**Directions for this task:** The response should consist of the listing, repeated word for word.

((

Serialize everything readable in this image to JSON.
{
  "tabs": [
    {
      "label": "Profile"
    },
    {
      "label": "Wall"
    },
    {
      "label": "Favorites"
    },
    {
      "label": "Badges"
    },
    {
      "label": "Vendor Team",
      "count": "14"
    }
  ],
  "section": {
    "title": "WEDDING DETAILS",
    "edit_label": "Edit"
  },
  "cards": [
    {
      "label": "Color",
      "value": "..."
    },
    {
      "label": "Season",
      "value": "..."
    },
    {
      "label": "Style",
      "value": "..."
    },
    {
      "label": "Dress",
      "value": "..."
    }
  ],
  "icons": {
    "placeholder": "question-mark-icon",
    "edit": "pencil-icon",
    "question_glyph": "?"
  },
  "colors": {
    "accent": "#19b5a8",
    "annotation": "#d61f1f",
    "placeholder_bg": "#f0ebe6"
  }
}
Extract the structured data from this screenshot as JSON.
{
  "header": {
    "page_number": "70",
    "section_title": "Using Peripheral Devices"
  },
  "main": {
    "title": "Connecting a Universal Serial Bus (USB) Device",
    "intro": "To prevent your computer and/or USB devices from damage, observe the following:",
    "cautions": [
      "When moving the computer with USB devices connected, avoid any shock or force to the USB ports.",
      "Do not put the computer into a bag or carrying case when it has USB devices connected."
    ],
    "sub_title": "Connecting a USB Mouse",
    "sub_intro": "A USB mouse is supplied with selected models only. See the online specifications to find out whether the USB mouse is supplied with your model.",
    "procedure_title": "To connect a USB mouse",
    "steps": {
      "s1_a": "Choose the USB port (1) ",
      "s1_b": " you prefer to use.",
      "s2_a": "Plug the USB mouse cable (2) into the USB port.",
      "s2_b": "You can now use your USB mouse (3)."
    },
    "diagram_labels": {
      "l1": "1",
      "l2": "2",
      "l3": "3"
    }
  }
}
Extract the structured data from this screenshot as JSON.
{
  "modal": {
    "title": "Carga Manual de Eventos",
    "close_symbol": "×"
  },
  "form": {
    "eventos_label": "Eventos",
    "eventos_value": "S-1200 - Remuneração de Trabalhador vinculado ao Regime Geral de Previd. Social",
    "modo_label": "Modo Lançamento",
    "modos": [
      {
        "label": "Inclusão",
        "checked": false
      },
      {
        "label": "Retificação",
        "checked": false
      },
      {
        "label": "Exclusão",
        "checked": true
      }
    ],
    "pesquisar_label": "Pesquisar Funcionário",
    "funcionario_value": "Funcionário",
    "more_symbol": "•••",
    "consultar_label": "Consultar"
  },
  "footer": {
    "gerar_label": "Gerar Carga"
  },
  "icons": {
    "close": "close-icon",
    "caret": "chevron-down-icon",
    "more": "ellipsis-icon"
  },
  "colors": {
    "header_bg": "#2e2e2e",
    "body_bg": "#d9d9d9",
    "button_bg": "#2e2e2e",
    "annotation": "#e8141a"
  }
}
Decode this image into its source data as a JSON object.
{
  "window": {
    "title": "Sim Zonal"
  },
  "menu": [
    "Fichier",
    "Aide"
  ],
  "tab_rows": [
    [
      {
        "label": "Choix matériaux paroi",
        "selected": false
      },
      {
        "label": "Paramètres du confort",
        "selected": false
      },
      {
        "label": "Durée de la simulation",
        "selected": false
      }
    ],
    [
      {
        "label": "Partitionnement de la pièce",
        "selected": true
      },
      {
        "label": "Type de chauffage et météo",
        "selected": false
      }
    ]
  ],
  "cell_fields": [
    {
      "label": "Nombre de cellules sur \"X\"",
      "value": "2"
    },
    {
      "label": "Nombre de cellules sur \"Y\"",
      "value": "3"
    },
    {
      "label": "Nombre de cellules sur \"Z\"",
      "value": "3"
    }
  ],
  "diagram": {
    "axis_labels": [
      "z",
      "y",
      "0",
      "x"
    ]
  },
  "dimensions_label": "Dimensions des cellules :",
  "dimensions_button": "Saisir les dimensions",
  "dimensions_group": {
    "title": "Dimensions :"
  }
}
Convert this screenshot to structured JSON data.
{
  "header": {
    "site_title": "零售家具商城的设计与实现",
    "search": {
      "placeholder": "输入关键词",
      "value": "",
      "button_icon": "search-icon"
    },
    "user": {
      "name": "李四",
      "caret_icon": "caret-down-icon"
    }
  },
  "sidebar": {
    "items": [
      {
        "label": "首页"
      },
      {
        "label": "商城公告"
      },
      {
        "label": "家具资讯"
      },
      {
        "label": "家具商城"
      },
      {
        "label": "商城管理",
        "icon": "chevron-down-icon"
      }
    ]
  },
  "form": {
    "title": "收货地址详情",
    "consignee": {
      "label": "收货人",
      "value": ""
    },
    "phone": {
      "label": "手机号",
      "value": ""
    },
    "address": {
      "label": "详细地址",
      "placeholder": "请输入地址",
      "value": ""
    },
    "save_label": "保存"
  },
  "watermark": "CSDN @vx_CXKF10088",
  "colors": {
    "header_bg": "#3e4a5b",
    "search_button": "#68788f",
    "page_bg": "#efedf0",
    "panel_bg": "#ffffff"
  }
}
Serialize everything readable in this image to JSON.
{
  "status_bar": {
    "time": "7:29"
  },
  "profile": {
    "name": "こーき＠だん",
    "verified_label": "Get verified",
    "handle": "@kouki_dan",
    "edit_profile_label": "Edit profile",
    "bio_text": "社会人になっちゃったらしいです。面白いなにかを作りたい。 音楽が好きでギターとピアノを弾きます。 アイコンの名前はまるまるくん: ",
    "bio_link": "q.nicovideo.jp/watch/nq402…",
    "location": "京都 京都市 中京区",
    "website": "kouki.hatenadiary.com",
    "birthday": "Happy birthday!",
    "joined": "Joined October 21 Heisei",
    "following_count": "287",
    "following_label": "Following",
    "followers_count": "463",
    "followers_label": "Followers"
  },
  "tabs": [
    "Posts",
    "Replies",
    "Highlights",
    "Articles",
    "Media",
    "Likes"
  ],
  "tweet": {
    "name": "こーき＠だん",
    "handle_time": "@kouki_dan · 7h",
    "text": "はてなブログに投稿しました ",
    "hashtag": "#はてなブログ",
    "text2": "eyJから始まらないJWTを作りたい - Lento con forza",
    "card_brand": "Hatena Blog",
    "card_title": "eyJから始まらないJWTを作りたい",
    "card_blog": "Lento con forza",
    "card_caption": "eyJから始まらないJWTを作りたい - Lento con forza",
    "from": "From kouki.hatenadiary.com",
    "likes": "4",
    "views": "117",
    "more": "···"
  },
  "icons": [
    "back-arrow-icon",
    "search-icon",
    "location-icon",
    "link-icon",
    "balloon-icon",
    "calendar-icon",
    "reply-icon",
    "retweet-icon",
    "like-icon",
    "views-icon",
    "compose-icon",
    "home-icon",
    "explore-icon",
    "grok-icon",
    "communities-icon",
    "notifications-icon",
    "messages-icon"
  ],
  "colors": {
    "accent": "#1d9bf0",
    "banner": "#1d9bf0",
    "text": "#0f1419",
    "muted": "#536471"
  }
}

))

**Result of this exercise:**
Serialize everything readable in this image to JSON.
{
  "tabs": [
    {
      "label": "Profile"
    },
    {
      "label": "Wall"
    },
    {
      "label": "Favorites"
    },
    {
      "label": "Badges"
    },
    {
      "label": "Vendor Team",
      "count": "14"
    }
  ],
  "section": {
    "title": "WEDDING DETAILS",
    "edit_label": "Edit"
  },
  "cards": [
    {
      "label": "Color",
      "value": "..."
    },
    {
      "label": "Season",
      "value": "..."
    },
    {
      "label": "Style",
      "value": "..."
    },
    {
      "label": "Dress",
      "value": "..."
    }
  ],
  "icons": {
    "placeholder": "question-mark-icon",
    "edit": "pencil-icon",
    "question_glyph": "?"
  },
  "colors": {
    "accent": "#19b5a8",
    "annotation": "#d61f1f",
    "placeholder_bg": "#f0ebe6"
  }
}
Extract the structured data from this screenshot as JSON.
{
  "header": {
    "page_number": "70",
    "section_title": "Using Peripheral Devices"
  },
  "main": {
    "title": "Connecting a Universal Serial Bus (USB) Device",
    "intro": "To prevent your computer and/or USB devices from damage, observe the following:",
    "cautions": [
      "When moving the computer with USB devices connected, avoid any shock or force to the USB ports.",
      "Do not put the computer into a bag or carrying case when it has USB devices connected."
    ],
    "sub_title": "Connecting a USB Mouse",
    "sub_intro": "A USB mouse is supplied with selected models only. See the online specifications to find out whether the USB mouse is supplied with your model.",
    "procedure_title": "To connect a USB mouse",
    "steps": {
      "s1_a": "Choose the USB port (1) ",
      "s1_b": " you prefer to use.",
      "s2_a": "Plug the USB mouse cable (2) into the USB port.",
      "s2_b": "You can now use your USB mouse (3)."
    },
    "diagram_labels": {
      "l1": "1",
      "l2": "2",
      "l3": "3"
    }
  }
}
Extract the structured data from this screenshot as JSON.
{
  "modal": {
    "title": "Carga Manual de Eventos",
    "close_symbol": "×"
  },
  "form": {
    "eventos_label": "Eventos",
    "eventos_value": "S-1200 - Remuneração de Trabalhador vinculado ao Regime Geral de Previd. Social",
    "modo_label": "Modo Lançamento",
    "modos": [
      {
        "label": "Inclusão",
        "checked": false
      },
      {
        "label": "Retificação",
        "checked": false
      },
      {
        "label": "Exclusão",
        "checked": true
      }
    ],
    "pesquisar_label": "Pesquisar Funcionário",
    "funcionario_value": "Funcionário",
    "more_symbol": "•••",
    "consultar_label": "Consultar"
  },
  "footer": {
    "gerar_label": "Gerar Carga"
  },
  "icons": {
    "close": "close-icon",
    "caret": "chevron-down-icon",
    "more": "ellipsis-icon"
  },
  "colors": {
    "header_bg": "#2e2e2e",
    "body_bg": "#d9d9d9",
    "button_bg": "#2e2e2e",
    "annotation": "#e8141a"
  }
}
Decode this image into its source data as a JSON object.
{
  "window": {
    "title": "Sim Zonal"
  },
  "menu": [
    "Fichier",
    "Aide"
  ],
  "tab_rows": [
    [
      {
        "label": "Choix matériaux paroi",
        "selected": false
      },
      {
        "label": "Paramètres du confort",
        "selected": false
      },
      {
        "label": "Durée de la simulation",
        "selected": false
      }
    ],
    [
      {
        "label": "Partitionnement de la pièce",
        "selected": true
      },
      {
        "label": "Type de chauffage et météo",
        "selected": false
      }
    ]
  ],
  "cell_fields": [
    {
      "label": "Nombre de cellules sur \"X\"",
      "value": "2"
    },
    {
      "label": "Nombre de cellules sur \"Y\"",
      "value": "3"
    },
    {
      "label": "Nombre de cellules sur \"Z\"",
      "value": "3"
    }
  ],
  "diagram": {
    "axis_labels": [
      "z",
      "y",
      "0",
      "x"
    ]
  },
  "dimensions_label": "Dimensions des cellules :",
  "dimensions_button": "Saisir les dimensions",
  "dimensions_group": {
    "title": "Dimensions :"
  }
}
Convert this screenshot to structured JSON data.
{
  "header": {
    "site_title": "零售家具商城的设计与实现",
    "search": {
      "placeholder": "输入关键词",
      "value": "",
      "button_icon": "search-icon"
    },
    "user": {
      "name": "李四",
      "caret_icon": "caret-down-icon"
    }
  },
  "sidebar": {
    "items": [
      {
        "label": "首页"
      },
      {
        "label": "商城公告"
      },
      {
        "label": "家具资讯"
      },
      {
        "label": "家具商城"
      },
      {
        "label": "商城管理",
        "icon": "chevron-down-icon"
      }
    ]
  },
  "form": {
    "title": "收货地址详情",
    "consignee": {
      "label": "收货人",
      "value": ""
    },
    "phone": {
      "label": "手机号",
      "value": ""
    },
    "address": {
      "label": "详细地址",
      "placeholder": "请输入地址",
      "value": ""
    },
    "save_label": "保存"
  },
  "watermark": "CSDN @vx_CXKF10088",
  "colors": {
    "header_bg": "#3e4a5b",
    "search_button": "#68788f",
    "page_bg": "#efedf0",
    "panel_bg": "#ffffff"
  }
}
Serialize everything readable in this image to JSON.
{
  "status_bar": {
    "time": "7:29"
  },
  "profile": {
    "name": "こーき＠だん",
    "verified_label": "Get verified",
    "handle": "@kouki_dan",
    "edit_profile_label": "Edit profile",
    "bio_text": "社会人になっちゃったらしいです。面白いなにかを作りたい。 音楽が好きでギターとピアノを弾きます。 アイコンの名前はまるまるくん: ",
    "bio_link": "q.nicovideo.jp/watch/nq402…",
    "location": "京都 京都市 中京区",
    "website": "kouki.hatenadiary.com",
    "birthday": "Happy birthday!",
    "joined": "Joined October 21 Heisei",
    "following_count": "287",
    "following_label": "Following",
    "followers_count": "463",
    "followers_label": "Followers"
  },
  "tabs": [
    "Posts",
    "Replies",
    "Highlights",
    "Articles",
    "Media",
    "Likes"
  ],
  "tweet": {
    "name": "こーき＠だん",
    "handle_time": "@kouki_dan · 7h",
    "text": "はてなブログに投稿しました ",
    "hashtag": "#はてなブログ",
    "text2": "eyJから始まらないJWTを作りたい - Lento con forza",
    "card_brand": "Hatena Blog",
    "card_title": "eyJから始まらないJWTを作りたい",
    "card_blog": "Lento con forza",
    "card_caption": "eyJから始まらないJWTを作りたい - Lento con forza",
    "from": "From kouki.hatenadiary.com",
    "likes": "4",
    "views": "117",
    "more": "···"
  },
  "icons": [
    "back-arrow-icon",
    "search-icon",
    "location-icon",
    "link-icon",
    "balloon-icon",
    "calendar-icon",
    "reply-icon",
    "retweet-icon",
    "like-icon",
    "views-icon",
    "compose-icon",
    "home-icon",
    "explore-icon",
    "grok-icon",
    "communities-icon",
    "notifications-icon",
    "messages-icon"
  ],
  "colors": {
    "accent": "#1d9bf0",
    "banner": "#1d9bf0",
    "text": "#0f1419",
    "muted": "#536471"
  }
}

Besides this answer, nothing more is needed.